Job defines a person’s role in society and thus, indicates one’s value and how efficient one is. Since earlier times, young aspirants have always been on the look for a job with good pay.
However, such ideals are changing for the good now. Well, it is not to say that the monetary benefits of a profession can be sidelined in the light of work satisfaction, but rather to highlight the fact that money is not everything that one desires.
There is a bulk of research done on working individuals and the kind of jobs, in which employees’ burnout before their forties.
Apart from reaping the quantitative benefits of a job, there are many merits of getting into a profession that gives one’s pleasure and enjoyment. Here the article spells out the reasons to love a job.
Interest and Aptitude
Before choosing a career, it is crucial to make a judgment whether one has aptitude and interest in the field he/she is stepping into.
Most often than not, the benefit outweighs aptitude as people are most likely to take up jobs that interest them even a little. On the other hand, aptitude or the necessary skill or potential that can actually polish with little training gets its due attention in lesser cases.
So if a person, has both interest and aptitude in a particular job, he/she will love his job.
Imagine doing the same activity every day for around 40-50 years (how boring right). In several surveys, it has been found that most jobs that are or become monotonous and repetitive lead to job burnout.
However, jobs which offer employees to experiment and put their creativity to use, help individuals stay dedicated and zealous about the jobs.

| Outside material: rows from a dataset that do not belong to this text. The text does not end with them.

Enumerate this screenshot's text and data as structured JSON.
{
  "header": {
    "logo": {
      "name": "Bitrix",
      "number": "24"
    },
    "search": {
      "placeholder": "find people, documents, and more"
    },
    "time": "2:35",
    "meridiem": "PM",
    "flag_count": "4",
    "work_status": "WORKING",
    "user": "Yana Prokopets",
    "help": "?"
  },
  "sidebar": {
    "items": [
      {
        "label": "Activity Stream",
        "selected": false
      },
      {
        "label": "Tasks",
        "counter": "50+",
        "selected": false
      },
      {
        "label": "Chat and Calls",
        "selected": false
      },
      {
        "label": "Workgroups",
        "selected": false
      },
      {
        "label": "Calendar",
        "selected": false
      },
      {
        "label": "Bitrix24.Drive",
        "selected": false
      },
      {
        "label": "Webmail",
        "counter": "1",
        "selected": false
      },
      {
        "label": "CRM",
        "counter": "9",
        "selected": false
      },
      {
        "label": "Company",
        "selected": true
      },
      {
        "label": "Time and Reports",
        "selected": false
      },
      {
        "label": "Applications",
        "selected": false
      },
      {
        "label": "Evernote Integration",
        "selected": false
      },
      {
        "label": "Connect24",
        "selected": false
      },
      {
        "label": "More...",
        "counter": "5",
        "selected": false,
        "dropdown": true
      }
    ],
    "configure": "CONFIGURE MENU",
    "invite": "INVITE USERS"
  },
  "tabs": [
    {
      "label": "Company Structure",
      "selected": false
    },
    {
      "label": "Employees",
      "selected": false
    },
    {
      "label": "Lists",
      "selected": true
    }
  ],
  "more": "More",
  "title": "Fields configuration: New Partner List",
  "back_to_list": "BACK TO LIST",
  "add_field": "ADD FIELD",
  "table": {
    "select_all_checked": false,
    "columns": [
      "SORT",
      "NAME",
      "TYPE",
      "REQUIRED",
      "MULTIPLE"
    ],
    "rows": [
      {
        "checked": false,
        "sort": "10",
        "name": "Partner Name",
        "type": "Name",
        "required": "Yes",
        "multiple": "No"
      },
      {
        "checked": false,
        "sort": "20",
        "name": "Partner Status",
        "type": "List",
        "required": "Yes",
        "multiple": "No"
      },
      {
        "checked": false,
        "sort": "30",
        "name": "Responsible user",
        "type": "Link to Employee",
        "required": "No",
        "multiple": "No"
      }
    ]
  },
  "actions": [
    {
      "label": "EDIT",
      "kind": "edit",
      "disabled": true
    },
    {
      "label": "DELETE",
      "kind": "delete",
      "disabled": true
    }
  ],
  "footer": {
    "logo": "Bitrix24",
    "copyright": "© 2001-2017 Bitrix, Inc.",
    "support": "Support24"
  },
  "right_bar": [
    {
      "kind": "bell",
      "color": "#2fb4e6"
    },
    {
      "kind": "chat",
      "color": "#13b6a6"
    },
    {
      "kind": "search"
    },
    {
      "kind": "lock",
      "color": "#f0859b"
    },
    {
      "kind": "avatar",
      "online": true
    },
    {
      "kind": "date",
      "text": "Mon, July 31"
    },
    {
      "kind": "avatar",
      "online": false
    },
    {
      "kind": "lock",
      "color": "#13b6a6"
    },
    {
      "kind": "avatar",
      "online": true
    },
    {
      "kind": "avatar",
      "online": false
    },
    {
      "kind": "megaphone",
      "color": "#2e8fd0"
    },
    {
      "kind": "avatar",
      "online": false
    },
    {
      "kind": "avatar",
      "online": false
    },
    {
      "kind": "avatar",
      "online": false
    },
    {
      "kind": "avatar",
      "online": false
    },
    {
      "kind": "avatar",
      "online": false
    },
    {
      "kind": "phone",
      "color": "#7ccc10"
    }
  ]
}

Several pieces of research have shown that individuals who get acquainted with perform challenging tasks quickly adapt to changing demands and environment.
While recruiting individuals for a company, recruiters often ask the question why do you want this job, what are your expectations from this job?
This is just to know whether the firm’s goal and the individual’s goals match or not. When these goals don’t match, such a situation cause much stress to the individual, who feels restricted and discouraged.
For instance, an individual with a penchant for creative writing might feel highly demotivated, if his/her profession demands a repetitive style of writing and leaves no space for imagination and creativity.
Hence, when individuals goals match with that of the organization specially in a start-up, the individual is likely to be enthusiastic and interested in the job.
In work satisfaction, the work environment has a pivotal role to play. Many times we come across individuals, who are unhappy with their job, not because of the kind of work they are given but rather the work environment they are subjected to.
Harsh encounters with the boss, too much workload, less time for personal lives, no time for vacations and negatively competitive colleagues all account for a person hating their job.
Hence, when individuals are given priority, allowed to take up responsibilities and challenges by setting a realistic deadline and ensured of a cooperative yet competitive work life, chances are they will be more engrossed and committed to the job.
Professional and personal development
An individual’s self-image gradually develops over time, and his/her work experience plays a vital role in shaping it. A person’s self-efficacy, self-esteem and self-worth are further determined by the kind of skills he/she has.
Professionally speaking, experiences like promotion, achievement, awards etc. all help the person strengthen his/her self-image. An individual’s growth in a job determines his/her work satisfaction and is also one of the biggest reason to appreciate oneself and the task one performs.
With too much being spoken about qualitative reasons to love a job, it is essential to highlight here that a relatively important part emerges out of the monetary perks too.
Independence and autonomy are the key terms that one wants to tag it to their name after they get a job. Both freedom and autonomy are a result of the financial reward one gets after working for a prolonged time.
And while it may be true to some extent that work satisfaction is essential, but the financial perks of a job are still given much priority.
Once a person gets into a career, responsibilities come tied with it; hence, much weight is given to the thought of whether to actually look for work satisfaction or the financial strain that will follow, and most often, a decision is taken in favor of the latter while the former being sidelined for some time.
However, in the long run, reasons to love one’s job are both a blend of qualitative and quantitative factors.